Elsa Lanchester (who had been in Mary Poppins among many other credits) had been cast as the voice and live-action reference for the part of Elvira the maid who wanted to eliminate the kittens. However, after Walt’s passing, the voice cast was recast and Elsa’s role was eliminated. Much of the original business was thrown out and replaced with other things, including the geese.

After Walt’s death, Rowe sued the studio claiming that, because he had written his sections, he was entitled, under French law, the rights to those characters, even though he acknowledged the original idea was not his own. Obviously, that claim wasn’t supported by the Disney Studio.

“It would have meant much more if the story that McGowan, Walt and I wrote had reached the screen, and had been left for the audience to judge. Thus ended my working on any cartoon product,” Tytle said with a sigh.

So Walt did do some work on The Aristocats, but his work was tossed out of the final version. Perhaps some future Blu-Ray edition of the film will feature some excerpts from the original script and some of those voice recordings that were abandoned. Maybe it will turn out that The Aristocats was actually a much, much better story than I ever imagined. Certainly, it would seem to be more interesting that the final version that had everything including the kitchen sink.
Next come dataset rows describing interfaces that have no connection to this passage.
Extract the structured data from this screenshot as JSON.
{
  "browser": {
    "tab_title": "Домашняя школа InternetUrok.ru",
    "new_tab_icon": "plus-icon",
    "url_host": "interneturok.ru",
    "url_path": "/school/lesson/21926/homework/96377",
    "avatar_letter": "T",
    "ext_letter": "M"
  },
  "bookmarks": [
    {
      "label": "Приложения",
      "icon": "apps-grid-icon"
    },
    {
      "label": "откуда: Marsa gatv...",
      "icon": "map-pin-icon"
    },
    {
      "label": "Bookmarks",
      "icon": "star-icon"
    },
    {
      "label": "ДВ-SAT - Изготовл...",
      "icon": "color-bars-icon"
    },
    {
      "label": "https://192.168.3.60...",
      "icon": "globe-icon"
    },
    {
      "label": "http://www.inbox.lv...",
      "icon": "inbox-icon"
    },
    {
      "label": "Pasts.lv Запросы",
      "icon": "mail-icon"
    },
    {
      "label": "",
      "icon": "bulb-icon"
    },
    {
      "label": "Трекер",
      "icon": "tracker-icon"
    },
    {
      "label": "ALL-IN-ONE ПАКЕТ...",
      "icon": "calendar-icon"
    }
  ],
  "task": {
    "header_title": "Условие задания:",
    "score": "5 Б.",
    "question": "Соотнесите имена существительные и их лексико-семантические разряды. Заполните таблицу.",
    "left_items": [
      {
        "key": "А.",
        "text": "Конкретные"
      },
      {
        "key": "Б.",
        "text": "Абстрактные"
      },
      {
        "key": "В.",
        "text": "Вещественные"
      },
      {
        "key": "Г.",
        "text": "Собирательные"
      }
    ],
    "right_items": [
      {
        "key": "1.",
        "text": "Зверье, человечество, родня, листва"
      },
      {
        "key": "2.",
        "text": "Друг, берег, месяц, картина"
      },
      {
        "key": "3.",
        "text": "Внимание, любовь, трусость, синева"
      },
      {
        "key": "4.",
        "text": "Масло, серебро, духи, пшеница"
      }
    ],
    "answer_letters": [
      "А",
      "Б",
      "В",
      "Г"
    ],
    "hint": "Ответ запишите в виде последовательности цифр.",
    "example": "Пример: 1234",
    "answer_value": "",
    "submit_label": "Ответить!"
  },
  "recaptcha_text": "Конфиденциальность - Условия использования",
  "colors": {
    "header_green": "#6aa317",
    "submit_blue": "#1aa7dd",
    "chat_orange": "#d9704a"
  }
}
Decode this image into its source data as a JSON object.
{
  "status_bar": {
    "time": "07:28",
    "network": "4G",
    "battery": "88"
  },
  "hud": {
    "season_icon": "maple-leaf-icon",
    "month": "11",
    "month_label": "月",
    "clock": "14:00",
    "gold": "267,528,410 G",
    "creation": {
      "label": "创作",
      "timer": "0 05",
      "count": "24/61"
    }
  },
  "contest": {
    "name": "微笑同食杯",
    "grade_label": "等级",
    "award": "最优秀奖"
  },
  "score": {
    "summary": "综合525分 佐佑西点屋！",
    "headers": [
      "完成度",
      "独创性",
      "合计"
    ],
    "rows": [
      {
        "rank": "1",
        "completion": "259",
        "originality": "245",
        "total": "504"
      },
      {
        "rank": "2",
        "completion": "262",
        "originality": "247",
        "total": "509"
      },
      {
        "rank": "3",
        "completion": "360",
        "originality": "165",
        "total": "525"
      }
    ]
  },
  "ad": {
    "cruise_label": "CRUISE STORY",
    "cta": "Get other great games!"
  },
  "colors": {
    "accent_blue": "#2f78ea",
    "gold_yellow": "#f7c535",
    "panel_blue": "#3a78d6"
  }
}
Maybe this column will encourage some of you to pull out your DVD of this film to enjoy over the holidays. Over time, I have come to view the film as a an inconsequential piece of fluff rather than an abomination to the heritage of Disney animation, but I often wonder what it would have been like if Walt had still been around to raise his one eyebrow every now and then. It might have truly been a great final Christmas gift from Walt.